WILMINGTON, Del. -- Most of us will never make it to outer space, but now everyone has a chance to help decide the style of something that will.
NASA has launched an online contest where mere Earthlings can vote — until April 15 — for one of three spacesuit cover layer designs. Click here to vote.
The cover layers are fashion statements from the Philadelphia University School of Design and Engineering, spacesuit vendor ILC Dover and the firm's operation in Houston, Texas.
The three designs are called: "Biomimicry," "Technology" and "Trends in Society."
"Space is cool. Shouldn't spacesuits be?" quipped NASA's Amy J. Ross, the lead for advanced pressure garment development. "So far the 'Technology' design is winning by a good margin over the other two."
The Biomimicry cover layer design.
The spacesuit worn on the International Space Station has an environmental protection piece called the Thermal/Micrometeoroid Garment. The white of the spacesuit is a part of the thermal protection, Ross said.
The Z-2 will not be tested in a thermal chamber, she said, "so it just needed a cover layer to protect it from abrasions, giving NASA a little freedom to be creative."
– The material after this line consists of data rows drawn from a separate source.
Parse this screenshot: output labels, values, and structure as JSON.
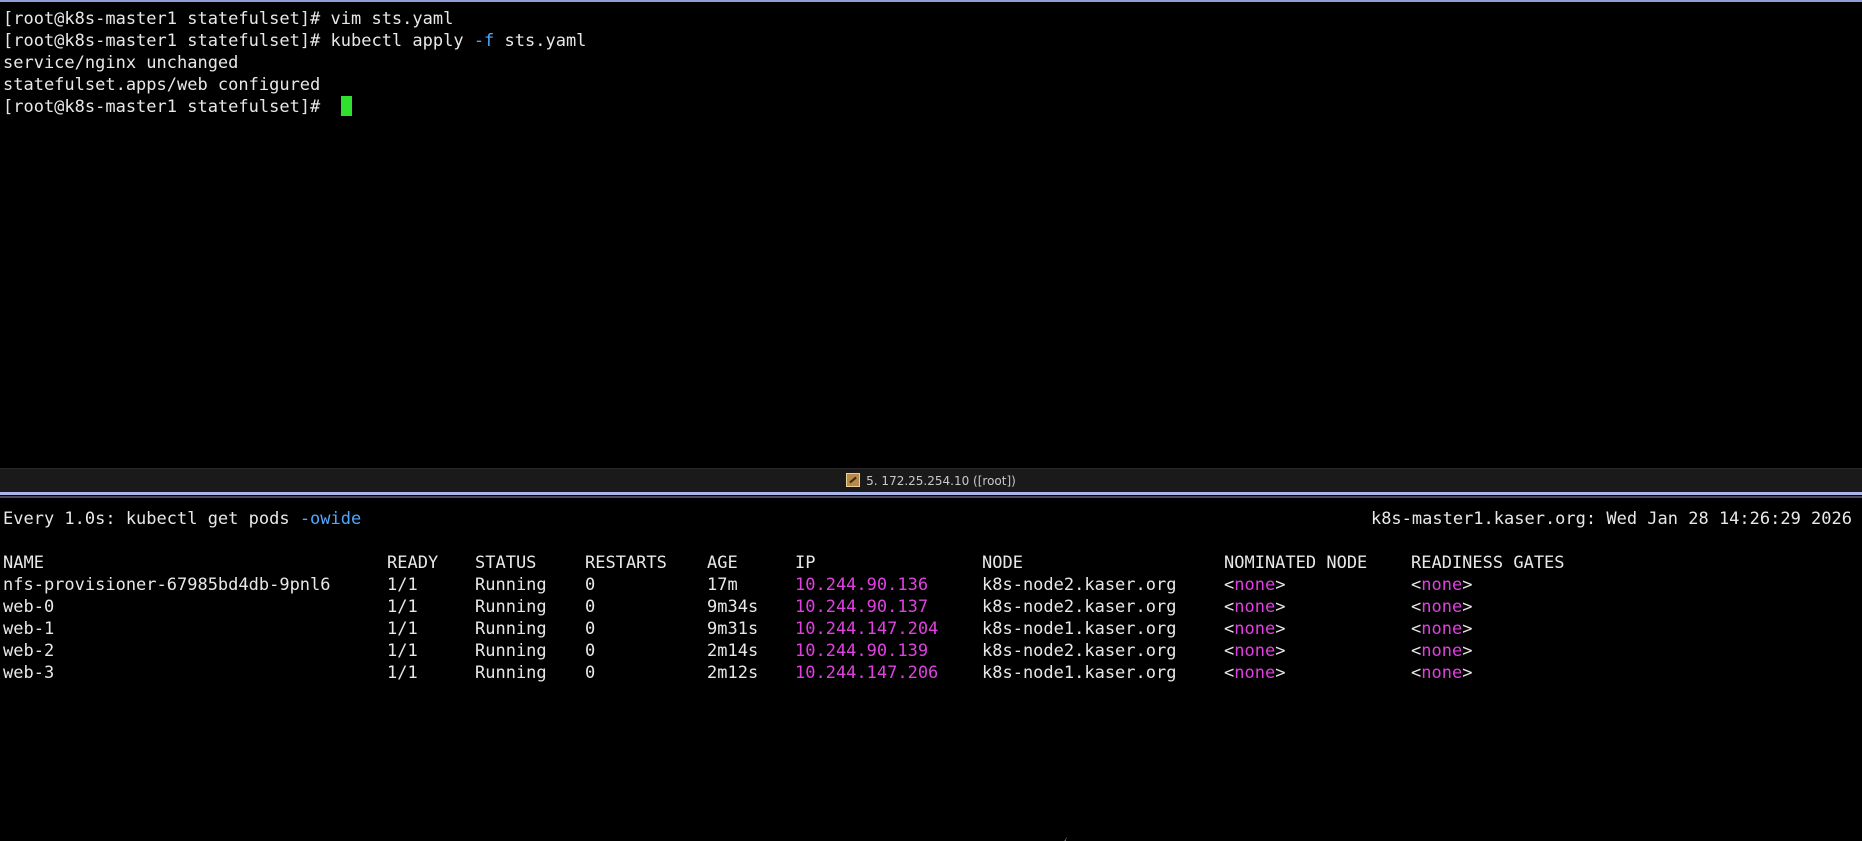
{
  "top_pane": {
    "lines": [
      {
        "prompt": "[root@k8s-master1 statefulset]# ",
        "command": "vim sts.yaml"
      },
      {
        "prompt": "[root@k8s-master1 statefulset]# ",
        "command_before_flag": "kubectl apply ",
        "flag": "-f",
        "command_after_flag": " sts.yaml"
      },
      {
        "output": "service/nginx unchanged"
      },
      {
        "output": "statefulset.apps/web configured"
      },
      {
        "prompt": "[root@k8s-master1 statefulset]# "
      }
    ]
  },
  "tab_bar": {
    "icon": "pencil-session-icon",
    "label": "5. 172.25.254.10 ([root])"
  },
  "bottom_pane": {
    "watch_header": {
      "every": "Every 1.0s: kubectl get pods ",
      "flag": "-owide",
      "host_time": "k8s-master1.kaser.org: Wed Jan 28 14:26:29 2026"
    },
    "columns": [
      "NAME",
      "READY",
      "STATUS",
      "RESTARTS",
      "AGE",
      "IP",
      "NODE",
      "NOMINATED NODE",
      "READINESS GATES"
    ],
    "rows": [
      {
        "name": "nfs-provisioner-67985bd4db-9pnl6",
        "ready": "1/1",
        "status": "Running",
        "restarts": "0",
        "age": "17m",
        "ip": "10.244.90.136",
        "node": "k8s-node2.kaser.org",
        "nominated": "none",
        "gates": "none"
      },
      {
        "name": "web-0",
        "ready": "1/1",
        "status": "Running",
        "restarts": "0",
        "age": "9m34s",
        "ip": "10.244.90.137",
        "node": "k8s-node2.kaser.org",
        "nominated": "none",
        "gates": "none"
      },
      {
        "name": "web-1",
        "ready": "1/1",
        "status": "Running",
        "restarts": "0",
        "age": "9m31s",
        "ip": "10.244.147.204",
        "node": "k8s-node1.kaser.org",
        "nominated": "none",
        "gates": "none"
      },
      {
        "name": "web-2",
        "ready": "1/1",
        "status": "Running",
        "restarts": "0",
        "age": "2m14s",
        "ip": "10.244.90.139",
        "node": "k8s-node2.kaser.org",
        "nominated": "none",
        "gates": "none"
      },
      {
        "name": "web-3",
        "ready": "1/1",
        "status": "Running",
        "restarts": "0",
        "age": "2m12s",
        "ip": "10.244.147.206",
        "node": "k8s-node1.kaser.org",
        "nominated": "none",
        "gates": "none"
      }
    ]
  },
  "colors": {
    "background": "#000000",
    "text": "#e8e8e8",
    "flag": "#4fa8ff",
    "ip": "#e040e0",
    "cursor": "#2fe02f"
  }
}
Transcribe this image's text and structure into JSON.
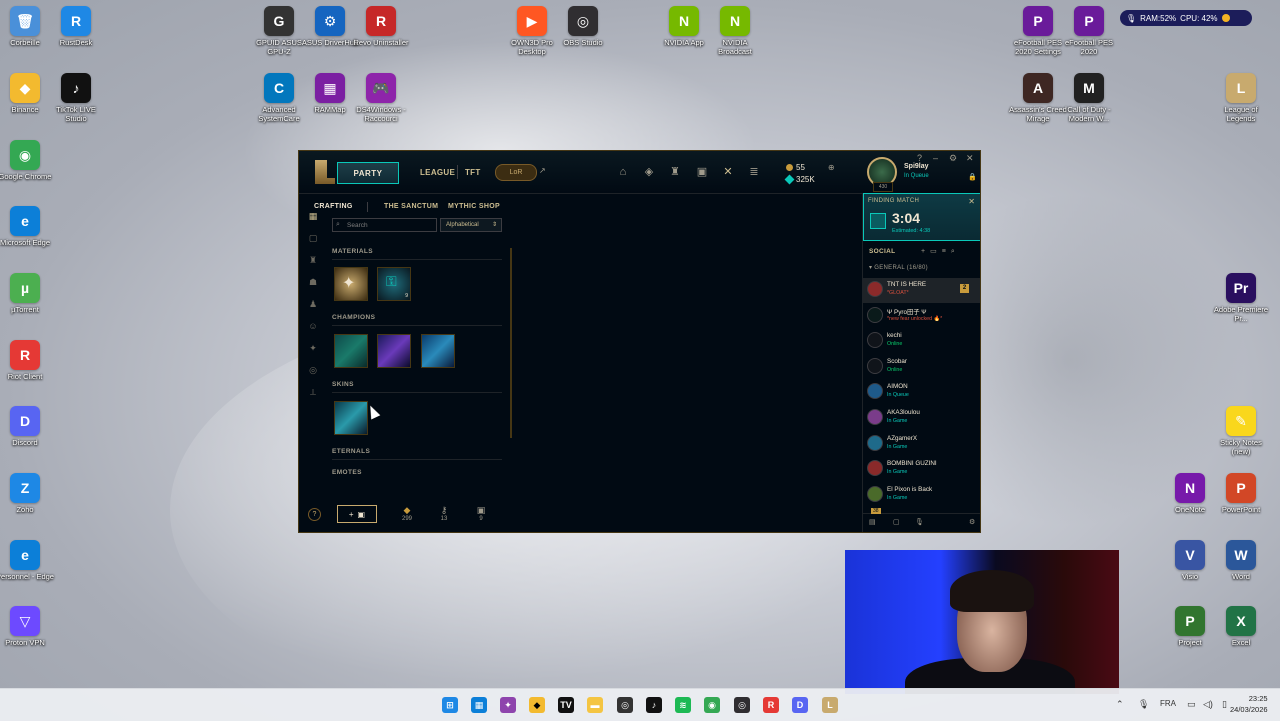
{
  "desktop": {
    "icons": [
      {
        "label": "Corbeille",
        "x": 0,
        "color": "#4a90d9",
        "glyph": "🗑"
      },
      {
        "label": "RustDesk",
        "color": "#1e88e5",
        "glyph": "R"
      },
      {
        "label": "Binance",
        "color": "#f3ba2f",
        "glyph": "◆"
      },
      {
        "label": "TikTok LIVE Studio",
        "color": "#111111",
        "glyph": "♪"
      },
      {
        "label": "Google Chrome",
        "color": "#34a853",
        "glyph": "◉"
      },
      {
        "label": "Microsoft Edge",
        "color": "#0c7fd8",
        "glyph": "e"
      },
      {
        "label": "µTorrent",
        "color": "#4caf50",
        "glyph": "µ"
      },
      {
        "label": "Riot Client",
        "color": "#e53935",
        "glyph": "R"
      },
      {
        "label": "Discord",
        "color": "#5865f2",
        "glyph": "D"
      },
      {
        "label": "Zoho",
        "color": "#1e88e5",
        "glyph": "Z"
      },
      {
        "label": "Personnel - Edge",
        "color": "#0c7fd8",
        "glyph": "e"
      },
      {
        "label": "Proton VPN",
        "color": "#6d4aff",
        "glyph": "▽"
      },
      {
        "label": "GPUID ASUS GPU-Z",
        "color": "#333333",
        "glyph": "G"
      },
      {
        "label": "ASUS DriverHub",
        "color": "#1565c0",
        "glyph": "⚙"
      },
      {
        "label": "Revo Uninstaller",
        "color": "#c62828",
        "glyph": "R"
      },
      {
        "label": "Advanced SystemCare",
        "color": "#0277bd",
        "glyph": "C"
      },
      {
        "label": "RAMMap",
        "color": "#7b1fa2",
        "glyph": "▦"
      },
      {
        "label": "DS4Windows - Raccourci",
        "color": "#8e24aa",
        "glyph": "🎮"
      },
      {
        "label": "OWN3D Pro Desktop",
        "color": "#ff5722",
        "glyph": "▶"
      },
      {
        "label": "OBS Studio",
        "color": "#302e31",
        "glyph": "◎"
      },
      {
        "label": "NVIDIA App",
        "color": "#76b900",
        "glyph": "N"
      },
      {
        "label": "NVIDIA Broadcast",
        "color": "#76b900",
        "glyph": "N"
      },
      {
        "label": "eFootball PES 2020 Settings",
        "color": "#6a1b9a",
        "glyph": "P"
      },
      {
        "label": "eFootball PES 2020",
        "color": "#6a1b9a",
        "glyph": "P"
      },
      {
        "label": "Assassin's Creed Mirage",
        "color": "#3e2723",
        "glyph": "A"
      },
      {
        "label": "Call of Duty - Modern W...",
        "color": "#212121",
        "glyph": "M"
      },
      {
        "label": "League of Legends",
        "color": "#c8aa6e",
        "glyph": "L"
      },
      {
        "label": "Adobe Premiere Pr...",
        "color": "#2a0f5f",
        "glyph": "Pr"
      },
      {
        "label": "Sticky Notes (new)",
        "color": "#f9d71c",
        "glyph": "✎"
      },
      {
        "label": "OneNote",
        "color": "#7719aa",
        "glyph": "N"
      },
      {
        "label": "PowerPoint",
        "color": "#d24726",
        "glyph": "P"
      },
      {
        "label": "Visio",
        "color": "#3955a3",
        "glyph": "V"
      },
      {
        "label": "Word",
        "color": "#2b579a",
        "glyph": "W"
      },
      {
        "label": "Project",
        "color": "#31752f",
        "glyph": "P"
      },
      {
        "label": "Excel",
        "color": "#217346",
        "glyph": "X"
      }
    ]
  },
  "perf_overlay": {
    "ram": "RAM:52%",
    "cpu": "CPU: 42%"
  },
  "client": {
    "party_label": "PARTY",
    "nav": [
      "LEAGUE",
      "TFT"
    ],
    "lor_label": "LoR",
    "rp": "55",
    "be": "325K",
    "level": "430",
    "username": "Spi9lay",
    "user_status": "In Queue",
    "subtabs": [
      "CRAFTING",
      "THE SANCTUM",
      "MYTHIC SHOP"
    ],
    "search_placeholder": "Search",
    "sort_value": "Alphabetical",
    "sections": [
      "MATERIALS",
      "CHAMPIONS",
      "SKINS",
      "ETERNALS",
      "EMOTES"
    ],
    "material_count": "9",
    "bottom": {
      "add_label": "+",
      "essence_orange": "299",
      "keys": "13",
      "chests": "9"
    }
  },
  "social": {
    "finding_title": "FINDING MATCH",
    "timer": "3:04",
    "estimated": "Estimated: 4:38",
    "header": "SOCIAL",
    "group": "GENERAL (16/80)",
    "friends": [
      {
        "name": "TNT IS HERE",
        "status": "*GLOAT*",
        "status_color": "#d94f3d",
        "badge": "2",
        "avatar": "#8b2a2a"
      },
      {
        "name": "Ψ Pyro田子 Ψ",
        "status": "*new fear unlocked 🔥*",
        "status_color": "#d94f3d",
        "avatar": "#0a1a1a"
      },
      {
        "name": "kechi",
        "status": "Online",
        "status_color": "#0acb6b",
        "avatar": "#10141a"
      },
      {
        "name": "Scobar",
        "status": "Online",
        "status_color": "#0acb6b",
        "avatar": "#10141a"
      },
      {
        "name": "AIMON",
        "status": "In Queue",
        "status_color": "#0ac8b9",
        "avatar": "#1e5a8a"
      },
      {
        "name": "AKA3loulou",
        "status": "In Game",
        "status_color": "#0ac8b9",
        "avatar": "#7a3c8a"
      },
      {
        "name": "AZgamerX",
        "status": "In Game",
        "status_color": "#0ac8b9",
        "avatar": "#1e6a8a"
      },
      {
        "name": "BOMBINI GUZINI",
        "status": "In Game",
        "status_color": "#0ac8b9",
        "avatar": "#8a2a2a"
      },
      {
        "name": "El Pixon is Back",
        "status": "In Game",
        "status_color": "#0ac8b9",
        "avatar": "#4a6a2a"
      }
    ],
    "footer_badge": "38"
  },
  "taskbar": {
    "language": "FRA",
    "time": "23:25",
    "date": "24/03/2026"
  }
}
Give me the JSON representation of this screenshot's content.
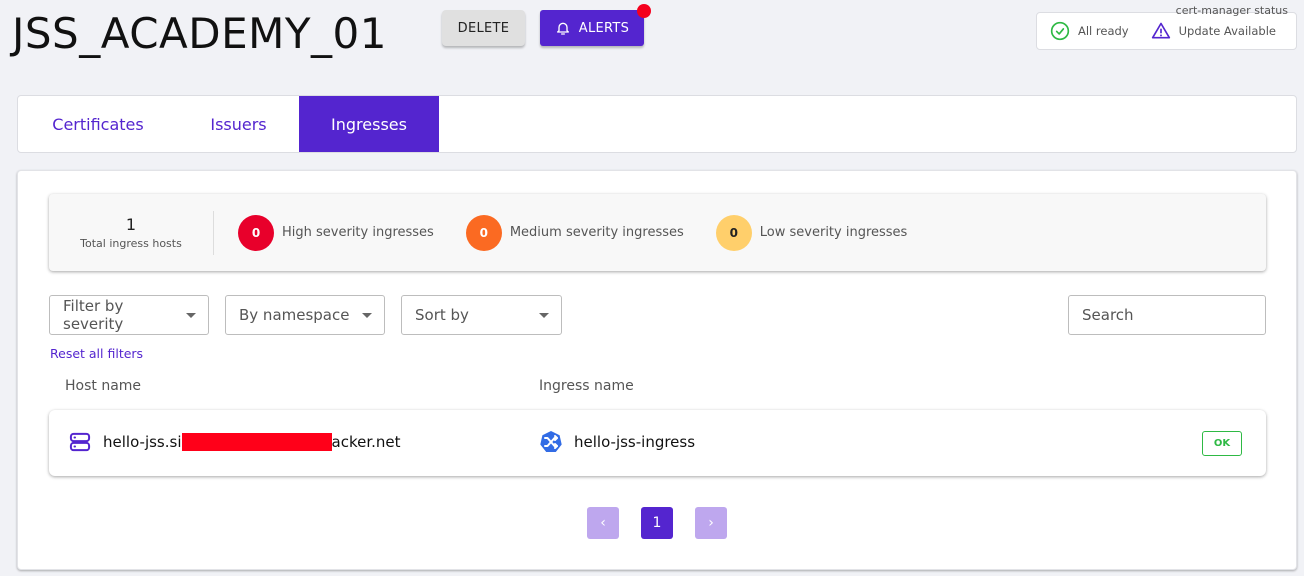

Beneath the cover layer is the Z-2 spacesuit — NASA's newest prototype after the Buzz Lightyear-esque Z-1.
Each of the Z suits is a stepping stone to Mars, said Philip Spampinato, program manager at ILC Dover.
ILC, known for developing the airbag system for the Mars Rover and safety equipment for homeland security, has been with NASA from its earliest days of spacewalking activities, he said.
The Trends in Society cover layer design.
The Z-2 prototype pressure garment is part of NASA's effort to build a spacesuit that integrates new technologies for future missions, Ross said. It will be tested in a so-called human-rated vacuum next year.
"It is the first time since the Space Shuttle spacesuit was developed that we've tested a new EVA suit in a human-rated vacuum chamber -- this is a major milestone," Ross said. "It is another step toward sending humans outward and eventually to Mars, which is what a lot of us are hoping to see."
"With thousands of hours of use, none of our hardware has ever interrupted a mission. That stands from the late '60s. We've got 50 years of good performance with NASA, and that counts, and it comes from people who take this personally," said Spampinato.